"I hate to say this for the way it is going to sound, but a lot of white people see Stevie Ray Vaughn and think of that as the blues," he said. "That is more of the rock and roll side of the blues than the real blues.

"The real blues came out of the cotton fields in Mississippi," he said. "A lot of old black blues men tell me that the blues were a gift from God. A way for people to sing and dance their blues out."

Slick said he believes blues music provided people a way of expressing their troubles and transgressions without getting bogged down in them.

"Everybody is going to have to go through something hard in this life," he said. "It is those hard times that became the basis of real blues music."

Slick’s hard work and dedication to learning as much as he can about the blues has paid off.
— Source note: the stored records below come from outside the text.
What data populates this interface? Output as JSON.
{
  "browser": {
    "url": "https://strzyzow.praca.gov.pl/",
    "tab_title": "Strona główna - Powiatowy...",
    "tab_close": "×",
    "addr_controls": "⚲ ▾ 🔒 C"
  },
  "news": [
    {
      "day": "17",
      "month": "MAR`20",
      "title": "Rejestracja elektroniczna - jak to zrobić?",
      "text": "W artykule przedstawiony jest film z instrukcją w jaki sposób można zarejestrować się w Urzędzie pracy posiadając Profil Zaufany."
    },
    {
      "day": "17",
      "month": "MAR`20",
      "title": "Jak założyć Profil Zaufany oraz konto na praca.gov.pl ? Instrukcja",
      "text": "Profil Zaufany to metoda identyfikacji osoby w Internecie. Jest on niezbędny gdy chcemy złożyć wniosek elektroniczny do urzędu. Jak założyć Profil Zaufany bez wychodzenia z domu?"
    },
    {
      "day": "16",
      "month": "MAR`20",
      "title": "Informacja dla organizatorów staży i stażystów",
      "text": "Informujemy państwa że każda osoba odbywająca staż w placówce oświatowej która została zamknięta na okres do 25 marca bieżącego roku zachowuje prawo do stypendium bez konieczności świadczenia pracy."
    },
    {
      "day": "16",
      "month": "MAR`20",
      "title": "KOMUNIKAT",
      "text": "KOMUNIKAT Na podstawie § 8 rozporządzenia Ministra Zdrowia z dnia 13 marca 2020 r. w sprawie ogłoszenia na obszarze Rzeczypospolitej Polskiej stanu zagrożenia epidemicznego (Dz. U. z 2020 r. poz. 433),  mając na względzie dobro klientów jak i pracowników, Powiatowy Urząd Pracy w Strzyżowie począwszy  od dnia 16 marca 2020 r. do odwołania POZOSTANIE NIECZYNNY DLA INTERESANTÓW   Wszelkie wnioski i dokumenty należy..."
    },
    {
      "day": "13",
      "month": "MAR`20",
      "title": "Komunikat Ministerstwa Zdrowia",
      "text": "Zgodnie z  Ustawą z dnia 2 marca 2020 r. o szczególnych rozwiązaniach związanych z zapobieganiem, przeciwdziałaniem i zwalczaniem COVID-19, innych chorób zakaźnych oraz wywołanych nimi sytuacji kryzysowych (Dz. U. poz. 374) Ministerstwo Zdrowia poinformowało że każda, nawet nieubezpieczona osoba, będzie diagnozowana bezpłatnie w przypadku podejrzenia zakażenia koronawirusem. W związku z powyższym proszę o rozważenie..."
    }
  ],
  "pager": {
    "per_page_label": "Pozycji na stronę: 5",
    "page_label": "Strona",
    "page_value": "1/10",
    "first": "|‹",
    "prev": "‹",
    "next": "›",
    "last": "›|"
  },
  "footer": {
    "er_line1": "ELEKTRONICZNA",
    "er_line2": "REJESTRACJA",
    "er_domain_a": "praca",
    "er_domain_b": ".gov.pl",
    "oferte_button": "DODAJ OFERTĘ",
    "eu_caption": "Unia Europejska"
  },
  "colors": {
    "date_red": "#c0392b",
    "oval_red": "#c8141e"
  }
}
He was signed by John Prine’s Ol Boy Records in September.

Ol Boy features a talent roster that includes names like Prine and original country outlaw Kris Kristoferson.

In addition to a record label, Slick also signed with a management group very familiar with the blues.

"I signed with managers out of Minneapolis, Minn.," he said. "They still manage Stevie Ray Vaughn’s band Double Trouble.

"Over they years they have managed people like Luther Albertson and Johnny Lang," Slick added.

With his career now on the fast track, what can his loyal followers of Panola County expect? Slick said we can expect more of the same we have seen from him in the past.

"My first album will be all me," he said. "It won’t be some manufactured sound.

"I will be doing all original music that let’s people see just what good old Mississippi blues music really is," he said.

Slick said his goal through all of the process of recording and touring is to spread a message and the truth behind real blues music.

"Don’t get me wrong, I want to earn a decent living," he said. "But I don’t have to get rich to have a good life.

"I want my music to be something that can go world wide while it stays at home in Mississippi at the same time," he said.

As for those Mississippi roots, Slick said we need not worry about him changing because of his newfound success.

"I was born and raised in the south, and I will probably live the rest of my life in Panola County," he said. "If I ever lose my Mississippi roots, I will quit playing music.

"I promise this is not going to change me," he said. "I am still gonna go out there and keep being Slick."